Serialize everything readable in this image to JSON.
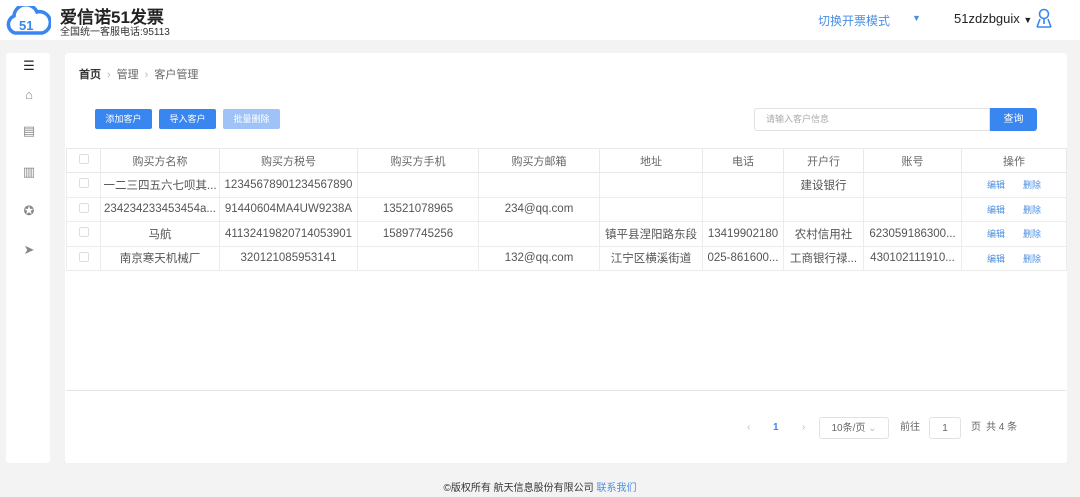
{
  "header": {
    "brand": "爱信诺51发票",
    "hotline": "全国统一客服电话:95113",
    "mode_switch": "切换开票模式",
    "username": "51zdzbguix",
    "brand_color": "#3a86f0"
  },
  "breadcrumb": {
    "home": "首页",
    "level1": "管理",
    "current": "客户管理"
  },
  "toolbar": {
    "add": "添加客户",
    "import": "导入客户",
    "batch_delete": "批量删除",
    "search_placeholder": "请输入客户信息",
    "search_button": "查询"
  },
  "table": {
    "headers": [
      "购买方名称",
      "购买方税号",
      "购买方手机",
      "购买方邮箱",
      "地址",
      "电话",
      "开户行",
      "账号",
      "操作"
    ],
    "rows": [
      [
        "一二三四五六七呗其...",
        "12345678901234567890",
        "",
        "",
        "",
        "",
        "建设银行",
        ""
      ],
      [
        "234234233453454a...",
        "91440604MA4UW9238A",
        "13521078965",
        "234@qq.com",
        "",
        "",
        "",
        ""
      ],
      [
        "马航",
        "41132419820714053901",
        "15897745256",
        "",
        "镇平县涅阳路东段",
        "13419902180",
        "农村信用社",
        "623059186300..."
      ],
      [
        "南京寒天机械厂",
        "320121085953141",
        "",
        "132@qq.com",
        "江宁区横溪街道",
        "025-861600...",
        "工商银行禄...",
        "430102111910..."
      ]
    ],
    "edit": "编辑",
    "delete": "删除"
  },
  "pagination": {
    "current_page": "1",
    "page_size": "10条/页",
    "goto_label": "前往",
    "goto_value": "1",
    "page_suffix": "页",
    "total": "共 4 条"
  },
  "footer": {
    "copyright": "©版权所有 航天信息股份有限公司",
    "contact": "联系我们"
  }
}
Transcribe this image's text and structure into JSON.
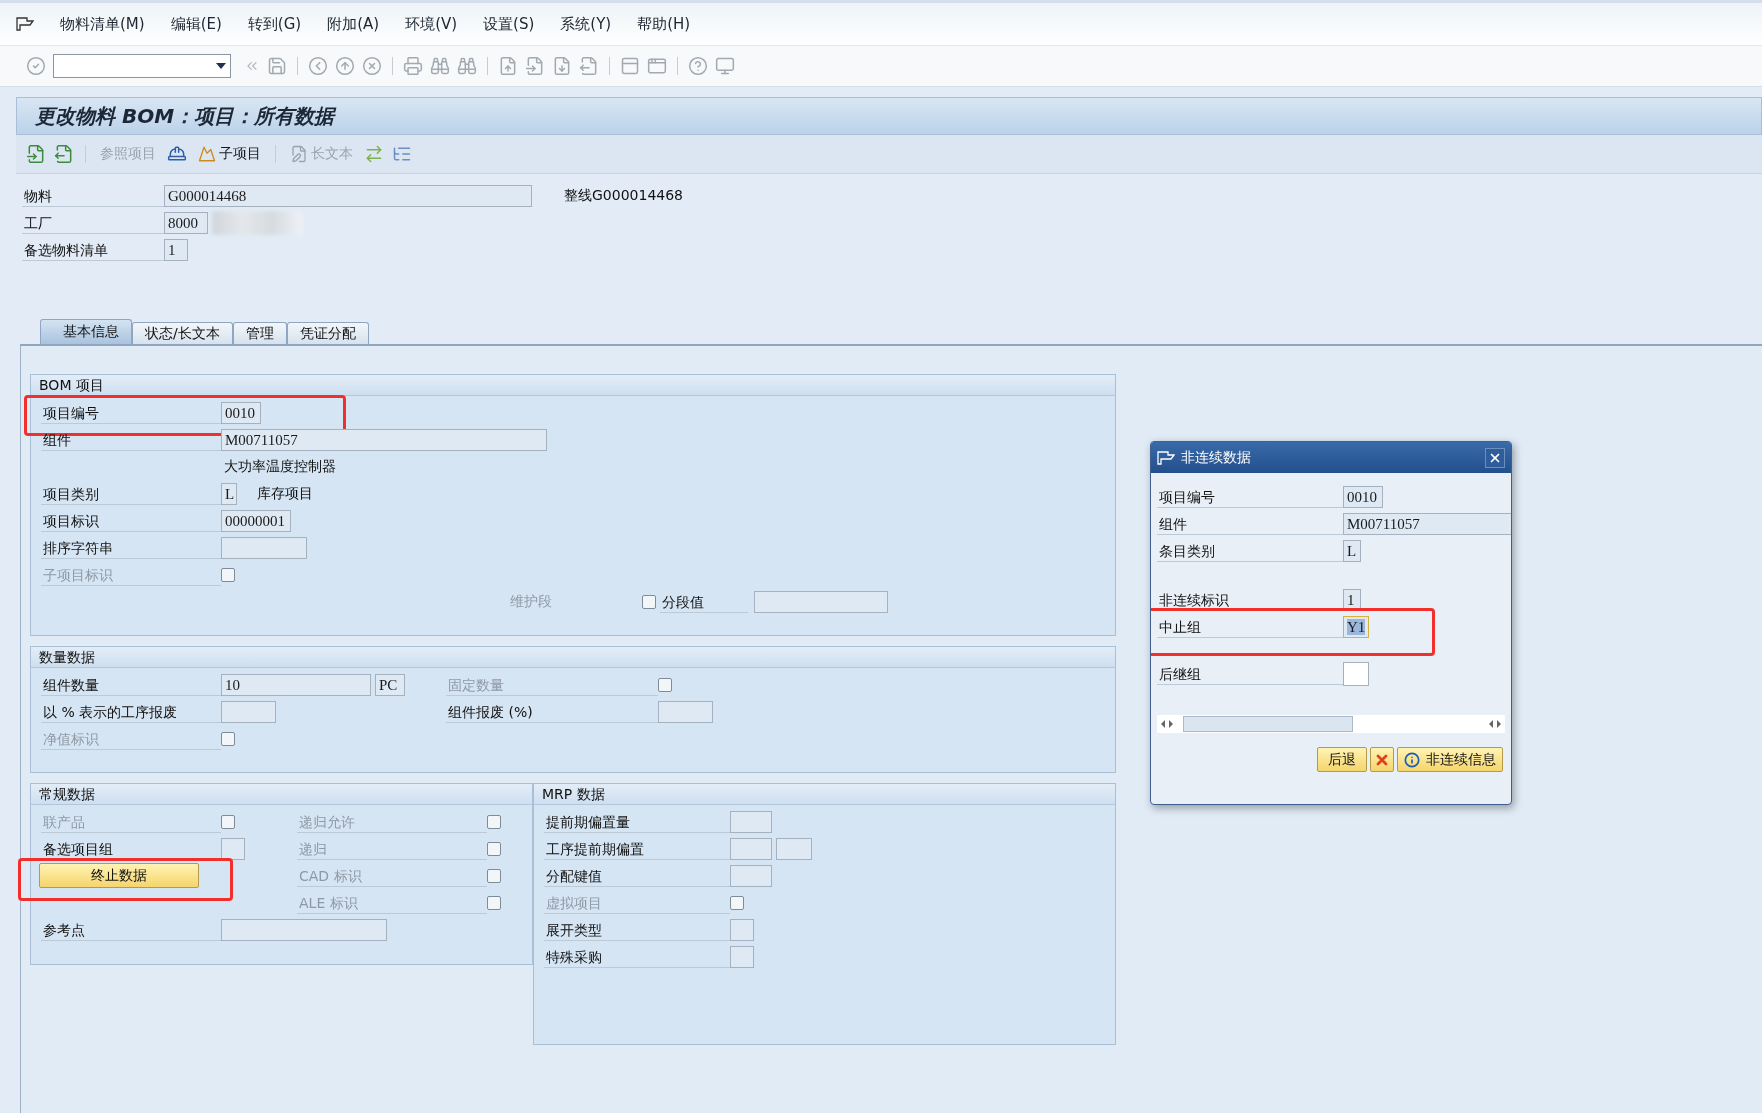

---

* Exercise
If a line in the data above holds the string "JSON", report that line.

* Your solution
Serialize everything readable in this image to JSON.
Transcribe this image's text and structure into JSON.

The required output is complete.